The technology that we create for the future is always focused on instant gratification. This holds particularly true for photography — an art that has seen a major shift even before digitisation. Talking to us about this change, photographer, historian and archivist Aditya Arya shares, “Today, photography is all about the delete button.
Earlier, there was nothing that could be deleted. In the 19th Century, photographers used to spend hours creating images. It was a slow and immersive process. Analogue photographers come from a time when the image was created in your mind and you knew exactly what you were doing.” Arya, who is the founder of Museo Camera Centre for the Photographic Arts, Gurugram, rues, “Today’s generation has no idea of how photography originated.”
To make the younger generation aware of the history of photography, Museo Camera has collaborated with 1839 Centre for Historic Photographic Processes (CHPP), an Ahmedabad-based initiative founded by photographer Malhar Dhruv. The two organisations will be conducting ‘Tintypes & Ambrotypes’, a three-day workshop on the 19th Century positive wet-plate photographic processes, from September 20-22.
As an eminent commercial and travel photographer, Arya, who has dedicated 40 years to the art, has been studying the history of photography for the past 10-15 years. He mentions, “It is very important for young photographers to slow down, experience and learn to see something before they click the [camera] button. They should know everything from the processes to the technology, capturing devices, emulsions and surfaces — glass plates, metals plates, silver plates — rolls, films, and how the silver grains convert into pixels. But there are very few places where you can learn the history as well as the processes of photography.”
This immersive workshop will guide participants through the basics of making positive collodion (an adhesive on which you pour silver nitrate that reacts with light and creates a photograph) images, from cutting the glass to coating the emulsion, exposing, developing, and varnishing the plates. 1839 CHPP founder Dhruv, who has been working on these processes for over 10 years now, will conduct the workshop.
Blast from the past
Tintypes and ambrotypes are variants of the wet-plate collodion process that were majorly used from the 1850s to 1870s for studio portraits. Sharing the difference between them, Dhruv says, “Ambrotype is done on glass, while tintype is done on tin plates. When you are shooting on glass, it becomes a negative. When it’s shot on black glass, it becomes a positive but it’s still glass, and the tintype is done on a tin plate.” However, this isn’t the only difference. Dhruv continues, “The second difference lies in the development. The concentration of active agent (ferrous sulphate), and the formula for development are different for both. We stop the development when we start seeing the midtones, highlights and shadows. The nuances change in both the processes.”
A work of art
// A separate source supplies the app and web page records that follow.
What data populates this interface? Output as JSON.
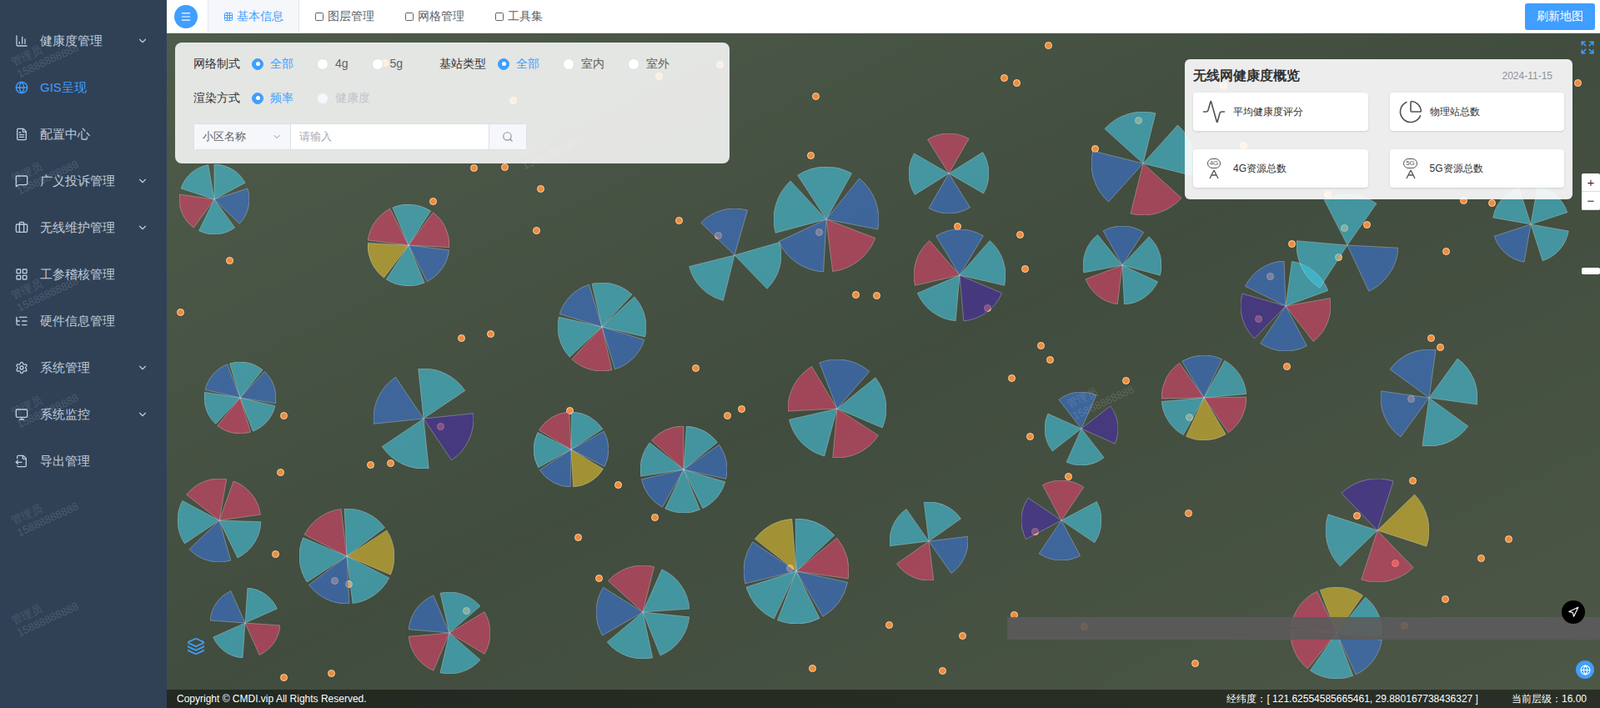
{
  "sidebar": {
    "items": [
      {
        "label": "健康度管理",
        "expandable": true,
        "selected": false
      },
      {
        "label": "GIS呈现",
        "expandable": false,
        "selected": true
      },
      {
        "label": "配置中心",
        "expandable": false,
        "selected": false
      },
      {
        "label": "广义投诉管理",
        "expandable": true,
        "selected": false
      },
      {
        "label": "无线维护管理",
        "expandable": true,
        "selected": false
      },
      {
        "label": "工参稽核管理",
        "expandable": false,
        "selected": false
      },
      {
        "label": "硬件信息管理",
        "expandable": false,
        "selected": false
      },
      {
        "label": "系统管理",
        "expandable": true,
        "selected": false
      },
      {
        "label": "系统监控",
        "expandable": true,
        "selected": false
      },
      {
        "label": "导出管理",
        "expandable": false,
        "selected": false
      }
    ]
  },
  "watermark": {
    "lines": [
      "管理员",
      "15888888888"
    ]
  },
  "topbar": {
    "tabs": [
      {
        "label": "基本信息",
        "selected": true
      },
      {
        "label": "图层管理",
        "selected": false
      },
      {
        "label": "网格管理",
        "selected": false
      },
      {
        "label": "工具集",
        "selected": false
      }
    ],
    "refresh_button": "刷新地图"
  },
  "filters": {
    "network": {
      "label": "网络制式",
      "options": [
        {
          "label": "全部",
          "selected": true,
          "disabled": false
        },
        {
          "label": "4g",
          "selected": false,
          "disabled": false
        },
        {
          "label": "5g",
          "selected": false,
          "disabled": false
        }
      ]
    },
    "station_type": {
      "label": "基站类型",
      "options": [
        {
          "label": "全部",
          "selected": true,
          "disabled": false
        },
        {
          "label": "室内",
          "selected": false,
          "disabled": false
        },
        {
          "label": "室外",
          "selected": false,
          "disabled": false
        }
      ]
    },
    "render": {
      "label": "渲染方式",
      "options": [
        {
          "label": "频率",
          "selected": true,
          "disabled": false
        },
        {
          "label": "健康度",
          "selected": false,
          "disabled": true
        }
      ]
    },
    "search": {
      "field": "小区名称",
      "placeholder": "请输入"
    }
  },
  "overview": {
    "title": "无线网健康度概览",
    "date": "2024-11-15",
    "cards": [
      {
        "label": "平均健康度评分",
        "kind": "pulse",
        "badge": ""
      },
      {
        "label": "物理站总数",
        "kind": "pie",
        "badge": ""
      },
      {
        "label": "4G资源总数",
        "kind": "antenna",
        "badge": "4G"
      },
      {
        "label": "5G资源总数",
        "kind": "antenna",
        "badge": "5G"
      }
    ]
  },
  "map": {
    "zoom_controls": [
      "+",
      "−"
    ],
    "sites": [
      {
        "sectors": [
          {
            "color": "#45c4e0"
          },
          {
            "color": "#3b74d6"
          },
          {
            "color": "#45c4e0"
          },
          {
            "color": "#e0436b"
          },
          {
            "color": "#45c4e0"
          }
        ]
      },
      {
        "sectors": [
          {
            "color": "#e0436b"
          },
          {
            "color": "#3b74d6"
          },
          {
            "color": "#45c4e0"
          },
          {
            "color": "#e3c02e"
          },
          {
            "color": "#e0436b"
          },
          {
            "color": "#45c4e0"
          }
        ]
      },
      {
        "sectors": [
          {
            "color": "#45c4e0"
          },
          {
            "color": "#45c4e0"
          },
          {
            "color": "#3b74d6"
          }
        ]
      },
      {
        "sectors": [
          {
            "color": "#e0436b"
          },
          {
            "color": "#3b74d6"
          },
          {
            "color": "#45c4e0"
          },
          {
            "color": "#45c4e0"
          },
          {
            "color": "#3b74d6"
          }
        ]
      },
      {
        "sectors": [
          {
            "color": "#3b74d6"
          },
          {
            "color": "#45c4e0"
          },
          {
            "color": "#e0436b"
          },
          {
            "color": "#45c4e0"
          }
        ]
      },
      {
        "sectors": [
          {
            "color": "#45c4e0"
          },
          {
            "color": "#e0436b"
          },
          {
            "color": "#3b74d6"
          },
          {
            "color": "#45c4e0"
          },
          {
            "color": "#4a2ba8"
          }
        ]
      },
      {
        "sectors": [
          {
            "color": "#3b74d6"
          },
          {
            "color": "#45c4e0"
          },
          {
            "color": "#45c4e0"
          },
          {
            "color": "#e0436b"
          }
        ]
      },
      {
        "sectors": [
          {
            "color": "#45c4e0"
          },
          {
            "color": "#3b74d6"
          },
          {
            "color": "#45c4e0"
          },
          {
            "color": "#45c4e0"
          },
          {
            "color": "#e0436b"
          }
        ]
      },
      {
        "sectors": [
          {
            "color": "#3b74d6"
          },
          {
            "color": "#45c4e0"
          },
          {
            "color": "#e0436b"
          },
          {
            "color": "#3b74d6"
          },
          {
            "color": "#4a2ba8"
          }
        ]
      },
      {
        "sectors": [
          {
            "color": "#45c4e0"
          },
          {
            "color": "#3b74d6"
          },
          {
            "color": "#45c4e0"
          }
        ]
      },
      {
        "sectors": [
          {
            "color": "#45c4e0"
          },
          {
            "color": "#45c4e0"
          },
          {
            "color": "#3b74d6"
          },
          {
            "color": "#45c4e0"
          }
        ]
      },
      {
        "sectors": [
          {
            "color": "#45c4e0"
          },
          {
            "color": "#3b74d6"
          },
          {
            "color": "#e0436b"
          },
          {
            "color": "#45c4e0"
          },
          {
            "color": "#3b74d6"
          },
          {
            "color": "#45c4e0"
          }
        ]
      },
      {
        "sectors": [
          {
            "color": "#4a2ba8"
          },
          {
            "color": "#45c4e0"
          },
          {
            "color": "#3b74d6"
          },
          {
            "color": "#45c4e0"
          }
        ]
      },
      {
        "sectors": [
          {
            "color": "#e3c02e"
          },
          {
            "color": "#3b74d6"
          },
          {
            "color": "#45c4e0"
          },
          {
            "color": "#e0436b"
          },
          {
            "color": "#45c4e0"
          },
          {
            "color": "#3b74d6"
          }
        ]
      },
      {
        "sectors": [
          {
            "color": "#45c4e0"
          },
          {
            "color": "#3b74d6"
          },
          {
            "color": "#45c4e0"
          },
          {
            "color": "#e0436b"
          },
          {
            "color": "#45c4e0"
          },
          {
            "color": "#3b74d6"
          },
          {
            "color": "#45c4e0"
          }
        ]
      },
      {
        "sectors": [
          {
            "color": "#45c4e0"
          },
          {
            "color": "#e0436b"
          },
          {
            "color": "#3b74d6"
          },
          {
            "color": "#45c4e0"
          },
          {
            "color": "#e0436b"
          }
        ]
      },
      {
        "sectors": [
          {
            "color": "#45c4e0"
          },
          {
            "color": "#3b74d6"
          },
          {
            "color": "#4a2ba8"
          },
          {
            "color": "#45c4e0"
          }
        ]
      },
      {
        "sectors": [
          {
            "color": "#e0436b"
          },
          {
            "color": "#3b74d6"
          },
          {
            "color": "#45c4e0"
          },
          {
            "color": "#e0436b"
          },
          {
            "color": "#e3c02e"
          },
          {
            "color": "#45c4e0"
          }
        ]
      },
      {
        "sectors": [
          {
            "color": "#3b74d6"
          },
          {
            "color": "#45c4e0"
          },
          {
            "color": "#45c4e0"
          },
          {
            "color": "#3b74d6"
          }
        ]
      },
      {
        "sectors": [
          {
            "color": "#45c4e0"
          },
          {
            "color": "#3b74d6"
          },
          {
            "color": "#45c4e0"
          },
          {
            "color": "#e0436b"
          },
          {
            "color": "#45c4e0"
          },
          {
            "color": "#3b74d6"
          }
        ]
      },
      {
        "sectors": [
          {
            "color": "#e0436b"
          },
          {
            "color": "#45c4e0"
          },
          {
            "color": "#3b74d6"
          },
          {
            "color": "#45c4e0"
          },
          {
            "color": "#e0436b"
          }
        ]
      },
      {
        "sectors": [
          {
            "color": "#e3c02e"
          },
          {
            "color": "#45c4e0"
          },
          {
            "color": "#3b74d6"
          },
          {
            "color": "#45c4e0"
          },
          {
            "color": "#e0436b"
          },
          {
            "color": "#45c4e0"
          }
        ]
      },
      {
        "sectors": [
          {
            "color": "#e0436b"
          },
          {
            "color": "#45c4e0"
          },
          {
            "color": "#3b74d6"
          },
          {
            "color": "#45c4e0"
          }
        ]
      },
      {
        "sectors": [
          {
            "color": "#45c4e0"
          },
          {
            "color": "#e0436b"
          },
          {
            "color": "#3b74d6"
          },
          {
            "color": "#45c4e0"
          },
          {
            "color": "#e0436b"
          }
        ]
      },
      {
        "sectors": [
          {
            "color": "#45c4e0"
          },
          {
            "color": "#3b74d6"
          },
          {
            "color": "#e0436b"
          },
          {
            "color": "#45c4e0"
          },
          {
            "color": "#45c4e0"
          }
        ]
      },
      {
        "sectors": [
          {
            "color": "#45c4e0"
          },
          {
            "color": "#3b74d6"
          },
          {
            "color": "#e3c02e"
          },
          {
            "color": "#45c4e0"
          },
          {
            "color": "#e0436b"
          },
          {
            "color": "#3b74d6"
          },
          {
            "color": "#45c4e0"
          }
        ]
      },
      {
        "sectors": [
          {
            "color": "#4a2ba8"
          },
          {
            "color": "#e0436b"
          },
          {
            "color": "#45c4e0"
          },
          {
            "color": "#3b74d6"
          }
        ]
      },
      {
        "sectors": [
          {
            "color": "#e0436b"
          },
          {
            "color": "#e3c02e"
          },
          {
            "color": "#45c4e0"
          },
          {
            "color": "#3b74d6"
          },
          {
            "color": "#45c4e0"
          },
          {
            "color": "#e0436b"
          }
        ]
      },
      {
        "sectors": [
          {
            "color": "#4a2ba8"
          },
          {
            "color": "#e3c02e"
          },
          {
            "color": "#e0436b"
          },
          {
            "color": "#45c4e0"
          }
        ]
      },
      {
        "sectors": [
          {
            "color": "#45c4e0"
          },
          {
            "color": "#3b74d6"
          },
          {
            "color": "#e0436b"
          },
          {
            "color": "#45c4e0"
          }
        ]
      }
    ]
  },
  "status_bar": {
    "copyright": "Copyright © CMDI.vip All Rights Reserved.",
    "coordinates": "经纬度：[ 121.62554585665461, 29.880167738436327 ]",
    "zoom_level": "当前层级：16.00"
  }
}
In both these processes, the plate (metal or glass) is coated with collodion first. It is then dipped in silver nitrate. “When we dip it, the salts react. Then, we take this plate into the camera with the help of film holders, and then we shoot. After the shoot, we come to the darkroom and process it. It is developed and fixed under the solution of sodium thiosulphate aka HYPO. The whole process takes two to three hours depending upon the weather, light, temperature, and chemistry. Then, we put it under running water to wash the chemicals and varnish it. Through the entire process, the plate has to be wet till development,” explains Dhruv.
The processes, though simple, are works of art as well. Arya elaborates, “How you pour the chemical is the art; then you have to process it within five or six minutes. Each sheet has to be individually coated and put into the camera. The pictures are clicked by different kinds of cameras.” For the workshop, they will be using a relatively modern camera — a slightly-modified SINAR large format 4x5 inches film camera, from the late 1970s.
Arya is partially responsible for Dhruv’s interest in this art. Dhruv mentions, “I started experimenting with him, and became fascinated with it. Later, I learnt from Mark Osterman (a photographic process historian from New York), who taught me the nuances.” He concludes by telling us how digital photography functions on similar aesthetic. “During the film days,” he adds, “the colour rendition of every brand was different. I feel a photographer and a student should learn where these aesthetics have come from. It will enhance their knowledge of photography.”
Sept 20: Participants will be taught about the history of these forms. In the second half of the day, they will also be introduced to the dark room.
Sept 21: Understand the art of making ambrotypes and tintypes. The participants will also start creating these.
Sept 22: Hands-on experience of creating photos using the processes.
To register, check out @museo_camera on Instagram.